Gandhi spinning cloth

c mohandas k gandhi militant nonviolence1
C. Mohandas K. Gandhi & Militant Nonviolence

Mohandas "Mahatma" Gandhi (1969-1948) believed that foreign cotton mills had impoverished the Indian people. He made a bonfire of imported factory-made cloth, decided to wear only handmade cloth, and began spending half an hour every day spinning yarn on a simple spinning wheel, which became the symbol of his movement. Any Indian who wished to come before him had to dress in handwoven cloth.

Gandhi spinning cloth

c mohandas k gandhi militant nonviolence2
C. Mohandas K. Gandhi & Militant Nonviolence

D. Gandhi’s brilliance as a political tactician & master of public relations gestures was demonstrated in acts such as his

~ 80-mile “Walk to the Sea” to make salt (in

violation of the governments salt monopoly),

~ in his several fasts “unto death,”

~ & in his repeated arrests and prison

sentences.

gandhi arrives in delhi 1940
Gandhi arrives in Delhi, 1940

A small frail man, Gandhi possessed enormous courage and determination.

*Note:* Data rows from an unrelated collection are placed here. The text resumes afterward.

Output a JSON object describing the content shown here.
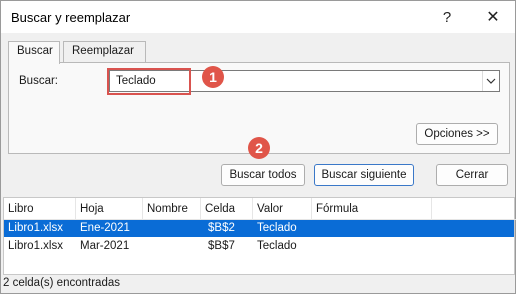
{
  "window": {
    "title": "Buscar y reemplazar",
    "help_icon": "?",
    "close_icon": "✕"
  },
  "tabs": [
    {
      "label": "Buscar",
      "active": true
    },
    {
      "label": "Reemplazar",
      "active": false
    }
  ],
  "find": {
    "label": "Buscar:",
    "value": "Teclado"
  },
  "markers": [
    "1",
    "2"
  ],
  "buttons": {
    "options": "Opciones >>",
    "find_all": "Buscar todos",
    "find_next": "Buscar siguiente",
    "close": "Cerrar"
  },
  "results": {
    "columns": [
      "Libro",
      "Hoja",
      "Nombre",
      "Celda",
      "Valor",
      "Fórmula"
    ],
    "rows": [
      {
        "libro": "Libro1.xlsx",
        "hoja": "Ene-2021",
        "nombre": "",
        "celda": "$B$2",
        "valor": "Teclado",
        "formula": "",
        "selected": true
      },
      {
        "libro": "Libro1.xlsx",
        "hoja": "Mar-2021",
        "nombre": "",
        "celda": "$B$7",
        "valor": "Teclado",
        "formula": "",
        "selected": false
      }
    ]
  },
  "status": "2 celda(s) encontradas",
  "colors": {
    "accent": "#0a6cd6",
    "marker": "#e05549",
    "highlight": "#d9534f"
  }
}
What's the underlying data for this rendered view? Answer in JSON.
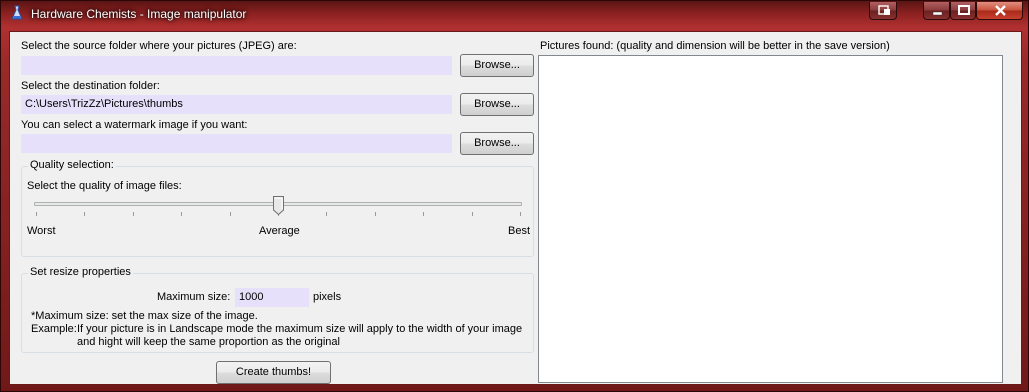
{
  "window": {
    "title": "Hardware Chemists - Image manipulator"
  },
  "titlebar_buttons": {
    "extra": "window-switch-icon",
    "minimize": "minimize-icon",
    "maximize": "maximize-icon",
    "close": "close-icon"
  },
  "source": {
    "label": "Select the source folder where your pictures (JPEG) are:",
    "value": "",
    "browse": "Browse..."
  },
  "destination": {
    "label": "Select the destination folder:",
    "value": "C:\\Users\\TrizZz\\Pictures\\thumbs",
    "browse": "Browse..."
  },
  "watermark": {
    "label": "You can select a watermark image if you want:",
    "value": "",
    "browse": "Browse..."
  },
  "quality": {
    "legend": "Quality selection:",
    "label": "Select the quality of image files:",
    "worst": "Worst",
    "average": "Average",
    "best": "Best",
    "level": 0.5
  },
  "resize": {
    "legend": "Set resize properties",
    "max_label": "Maximum size:",
    "max_value": "1000",
    "unit": "pixels",
    "note": "*Maximum size: set the max size of the image.",
    "example_prefix": "Example:",
    "example_line1": "If your picture is in Landscape mode the maximum size will apply to the width of your image",
    "example_line2": "and hight will keep the same proportion as the original"
  },
  "create_button": "Create thumbs!",
  "pictures": {
    "label": "Pictures found: (quality and dimension will be better in the save version)"
  },
  "colors": {
    "field_bg": "#e6e0fa",
    "titlebar": "#9a2a2a"
  }
}
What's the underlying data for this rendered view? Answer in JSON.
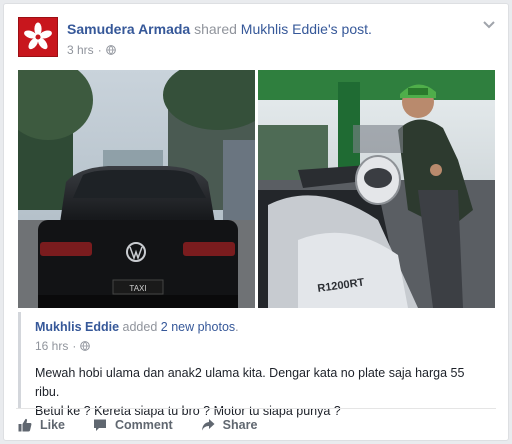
{
  "post": {
    "author": "Samudera Armada",
    "verb": "shared",
    "shared_from": "Mukhlis Eddie",
    "shared_suffix": "'s",
    "shared_object": "post.",
    "timestamp": "3 hrs",
    "separator": "·",
    "avatar_icon": "flower-logo-icon",
    "menu_icon": "chevron-down-icon"
  },
  "shared_post": {
    "author": "Mukhlis Eddie",
    "action_prefix": "added",
    "action_link": "2 new photos",
    "action_suffix": ".",
    "timestamp": "16 hrs",
    "separator": "·",
    "text_line1": "Mewah hobi ulama dan anak2 ulama kita. Dengar kata no plate saja harga 55 ribu.",
    "text_line2": "Betul ke ? Kereta siapa tu bro ? Motor tu siapa punya ?"
  },
  "photo_right": {
    "motorcycle_model_text": "R1200RT"
  },
  "photo_left": {
    "plate_text": "TAXI"
  },
  "actions": {
    "like_label": "Like",
    "comment_label": "Comment",
    "share_label": "Share"
  },
  "colors": {
    "link": "#365899",
    "muted": "#90949c",
    "avatar_bg": "#c8161d",
    "action_text": "#606770"
  }
}
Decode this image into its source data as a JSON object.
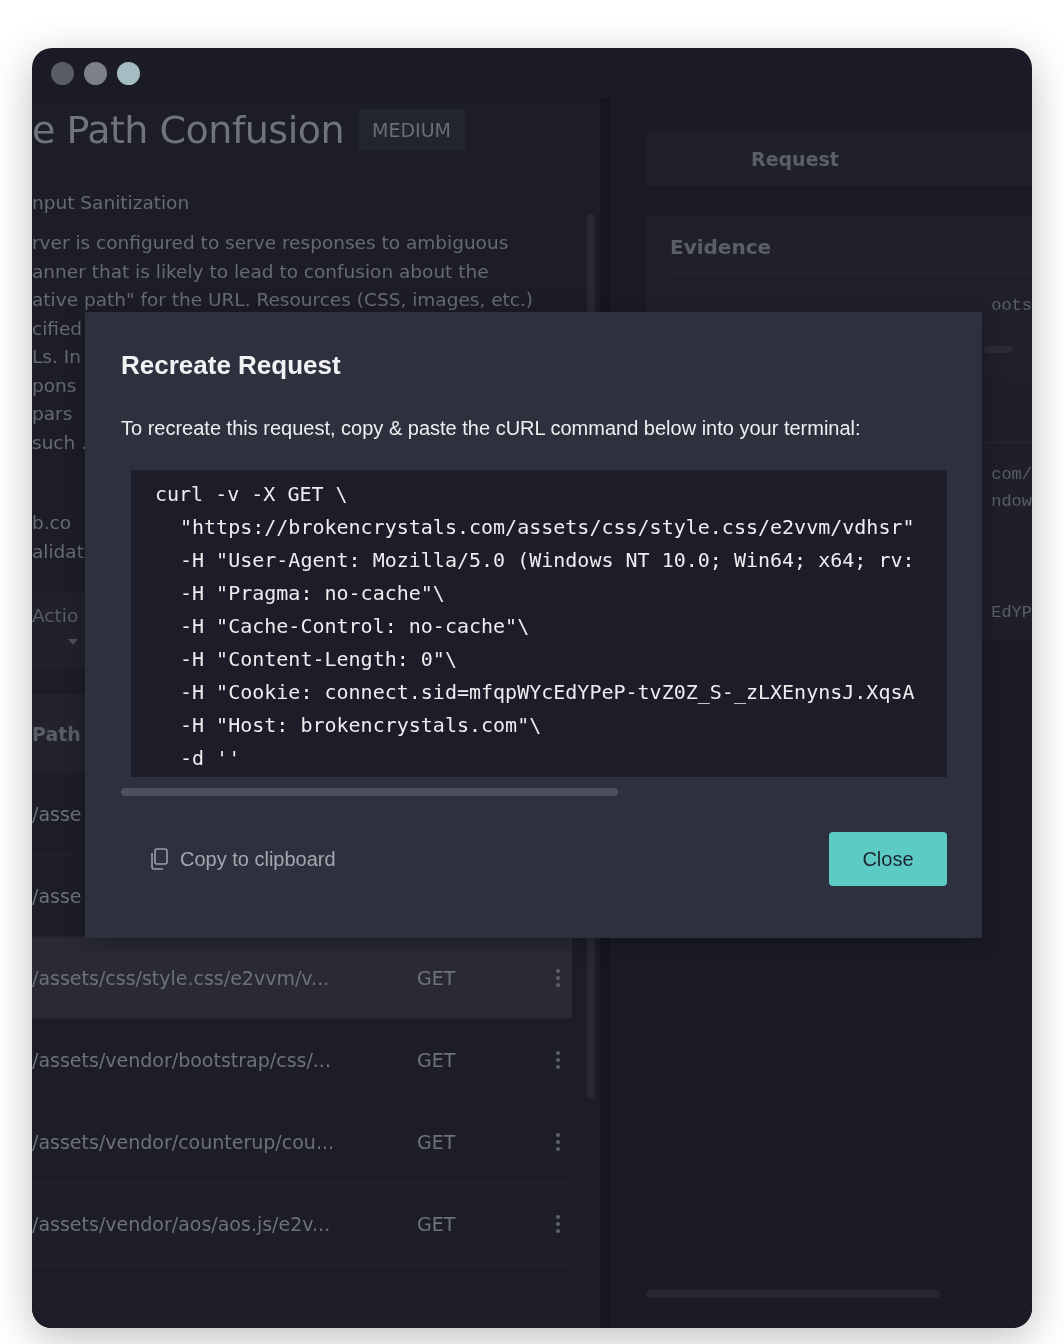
{
  "finding": {
    "title": "e Path Confusion",
    "severity": "MEDIUM",
    "category": "nput Sanitization",
    "description_lines": [
      "rver is configured to serve responses to ambiguous",
      "anner that is likely to lead to confusion about the",
      "ative path\" for the URL. Resources (CSS, images, etc.)",
      "cified",
      "Ls. In",
      "pons",
      "pars",
      "such ."
    ],
    "extra_lines": [
      "b.co",
      "alidat"
    ]
  },
  "actions_dropdown": {
    "label": "Actio"
  },
  "requests_table": {
    "columns": [
      "Path"
    ],
    "rows": [
      {
        "path": "/asse",
        "method": "",
        "selected": false
      },
      {
        "path": "/asse",
        "method": "",
        "selected": false
      },
      {
        "path": "/assets/css/style.css/e2vvm/v...",
        "method": "GET",
        "selected": true
      },
      {
        "path": "/assets/vendor/bootstrap/css/...",
        "method": "GET",
        "selected": false
      },
      {
        "path": "/assets/vendor/counterup/cou...",
        "method": "GET",
        "selected": false
      },
      {
        "path": "/assets/vendor/aos/aos.js/e2v...",
        "method": "GET",
        "selected": false
      }
    ]
  },
  "detail": {
    "request_button": "Request",
    "evidence": {
      "title": "Evidence",
      "code_fragment": "oots"
    },
    "code_fragments": [
      "com/",
      "ndow",
      "EdYP"
    ]
  },
  "modal": {
    "title": "Recreate Request",
    "instruction": "To recreate this request, copy & paste the cURL command below into your terminal:",
    "command_lines": [
      "curl -v -X GET \\",
      "\"https://brokencrystals.com/assets/css/style.css/e2vvm/vdhsr\"",
      "-H \"User-Agent: Mozilla/5.0 (Windows NT 10.0; Win64; x64; rv:",
      "-H \"Pragma: no-cache\"\\",
      "-H \"Cache-Control: no-cache\"\\",
      "-H \"Content-Length: 0\"\\",
      "-H \"Cookie: connect.sid=mfqpWYcEdYPeP-tvZ0Z_S-_zLXEnynsJ.XqsA",
      "-H \"Host: brokencrystals.com\"\\",
      "-d ''"
    ],
    "copy_label": "Copy to clipboard",
    "close_label": "Close"
  }
}
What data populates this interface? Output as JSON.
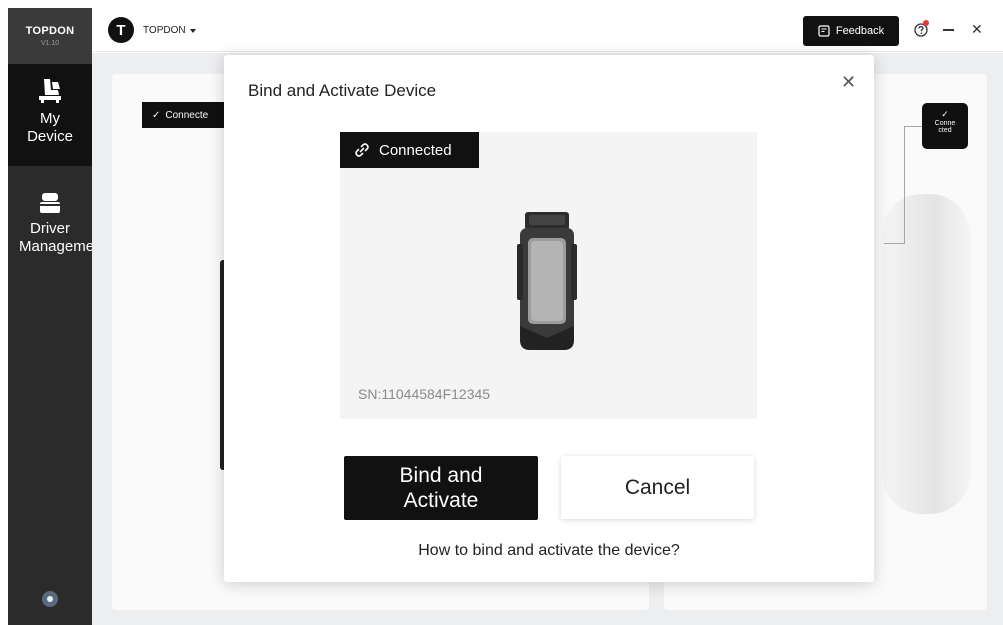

His campaign of nonviolent resistance to British rule inspired the Indian masses and nurtured national identity and self-confidence. Here he arrives for talks with the British viceroy after the outbreak of World War II.

slide30

D. India Moves

Toward Independence

c india moves toward independence
C. India Moves Toward Independence

In the 1920s the British slowly & reluctantly began to give Indians control of areas such as education, the economy, and public works.

High tariff barriers were erected behind which Indian entrepreneurs were able to undertake a degree of industrialization;

c india moves toward independence1
C. India Moves Toward Independence

D. This helped to create a class of wealthy Indian businessmen who looked to Gandhi’s designated successor in the INC – Jawaharlal Nehru for leadership.

E. WWII divided the Indian people; Indians contributed heavily to the war effort, but the INC opposed the war, and a minority of Indian s joined the Japanese side.

Jawaharlal nehru

1889 - 1964

slide33

E. Partition and

Independence

slide34

The End

of the Raj:

August 15, 1947

last viceroy of india
Last Viceroy of India

Lord Louis & Lady Edwina Montbatten